- Kelly Moyer-Wade
- Gresham Outlook - News
All middle school, junior varsity coaches' salaries will be cut next year
Athletic programs are the most likely victims of budget cuts in the Corbett School District, but it could have been much worse, said Superintendent Bob Dunton.
'We've managed to save the varsity athletics,' Dunton said.
However, the district will likely cut all middle school and junior varsity coaches from next year's budget.
Considering that the district had faced a $500,000 shortfall thanks to the loss of a county income tax and the defeat of a local levy option, the 2006-07 budget going before school board members tonight is surprisingly void of cuts.
A few factors saved the district from massive cuts this year, but Dunton said Corbett schools would have to face the music next year.
'The best case scenario is that the number Gov. (Ted) Kulongoski is quoting, $6.2 billion, passes,' Dunton said.
That level of state funding would give Corbett schools an additional $150,000 for the 2007-08 school year, but the district would still face a $350,000 shortfall, which means programs would get cut.
Corbett schools, which serve 800 students, already operate on bare bones. Three years ago the district had 12 administrative positions.
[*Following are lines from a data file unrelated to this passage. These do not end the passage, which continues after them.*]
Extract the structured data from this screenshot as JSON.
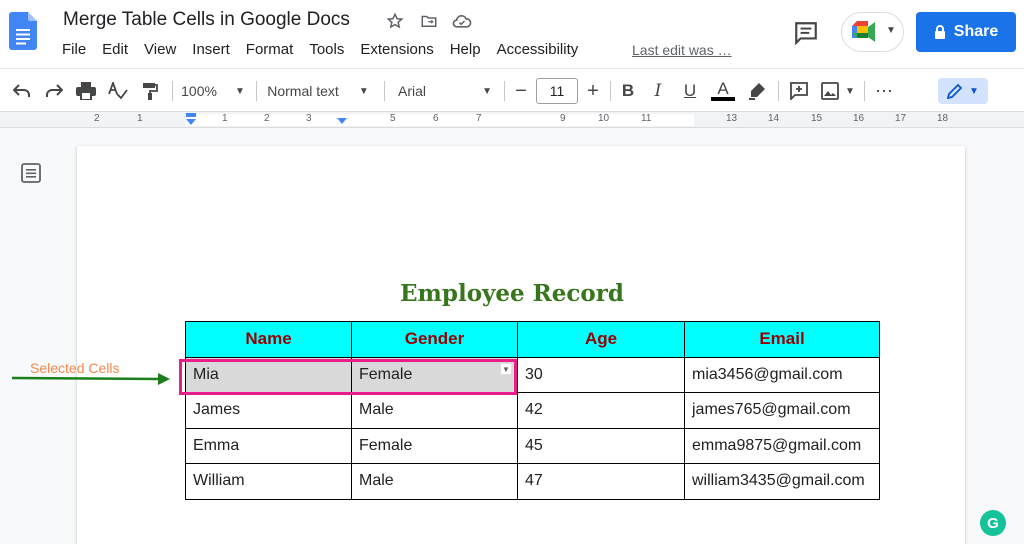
{
  "app": {
    "title": "Merge Table Cells in Google Docs",
    "menu": [
      "File",
      "Edit",
      "View",
      "Insert",
      "Format",
      "Tools",
      "Extensions",
      "Help",
      "Accessibility"
    ],
    "last_edit": "Last edit was …",
    "share_label": "Share",
    "accent_color": "#1a73e8"
  },
  "toolbar": {
    "zoom": "100%",
    "style": "Normal text",
    "font": "Arial",
    "font_size": "11",
    "minus": "−",
    "plus": "+",
    "bold": "B",
    "italic": "I",
    "underline": "U",
    "text_color": "A",
    "more": "⋯"
  },
  "ruler": {
    "labels": [
      "2",
      "1",
      "1",
      "2",
      "3",
      "5",
      "6",
      "7",
      "9",
      "10",
      "11",
      "13",
      "14",
      "15",
      "16",
      "17",
      "18"
    ]
  },
  "document": {
    "heading": "Employee Record",
    "table": {
      "headers": [
        "Name",
        "Gender",
        "Age",
        "Email"
      ],
      "rows": [
        [
          "Mia",
          "Female",
          "30",
          "mia3456@gmail.com"
        ],
        [
          "James",
          "Male",
          "42",
          "james765@gmail.com"
        ],
        [
          "Emma",
          "Female",
          "45",
          "emma9875@gmail.com"
        ],
        [
          "William",
          "Male",
          "47",
          "william3435@gmail.com"
        ]
      ]
    }
  },
  "annotation": {
    "label": "Selected Cells",
    "color": "#f4894d",
    "arrow_color": "#1a7f1a",
    "highlight_color": "#e91e8c"
  },
  "grammarly": "G"
}
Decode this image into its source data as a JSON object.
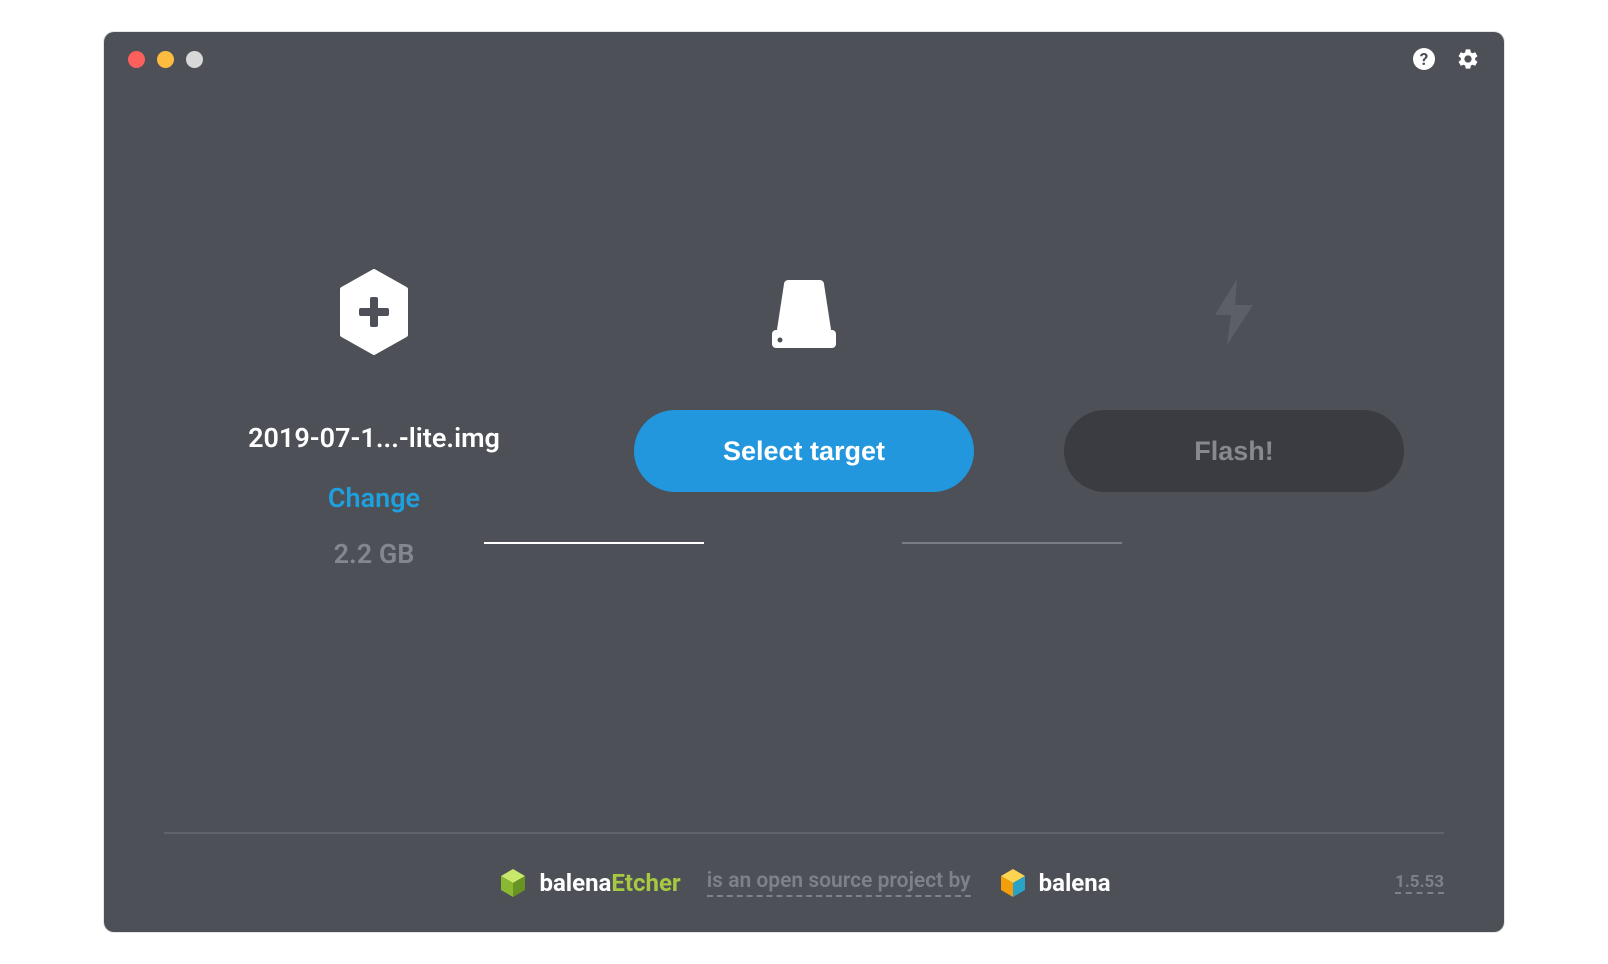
{
  "step1": {
    "filename": "2019-07-1...-lite.img",
    "change": "Change",
    "size": "2.2 GB"
  },
  "step2": {
    "button": "Select target"
  },
  "step3": {
    "button": "Flash!"
  },
  "footer": {
    "brand_prefix": "balena",
    "brand_suffix": "Etcher",
    "tagline": "is an open source project by",
    "company": "balena",
    "version": "1.5.53"
  }
}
Today there are six.
The district has no middle school principal, no counselors, no secretaries for the high school principal and budget cuts have forced Corbett to 'absorb' the elementary school principal position - when the elementary principal retires at the end of 2006, the district will not hire another.
'We're so thin in administration … it's an experiment whether this will even work,' Dunton said.
The district had some wiggle room this year after state adjustments to the biennium budget gave Corbett schools about $90,000 in additional revenue. Then the county commissioners agreed to help county schools and added roughly $40,000 to the district's general fund. Another $40,000 from uncollected county income taxes is expected and then there are the Center for Advanced Learning shares.
The district plans to sell half its slots to the Gresham-Barlow School Districts, for one-time revenue of $300,000.
'Even if we sell half our slots, we still have more slots than we need,' Dunton said.
The district bought 60 slots at the Gresham-based center four years ago for $600,000, but Corbett students have never used that many.
'I believe we have two students enrolled next year at CAL' Dunton said.
All combined, the one-time revenues helped the district avoid the $500,000 in cuts it faced after the I-tax expired and voters crushed the local levy option.
The shortfall will rear its head again next year, and Dunton fears the district will have no choice but to cut valuable programs, which means cutting teaching positions.
'I don't think this will be quite real to people until the program get cut,' Dunton said.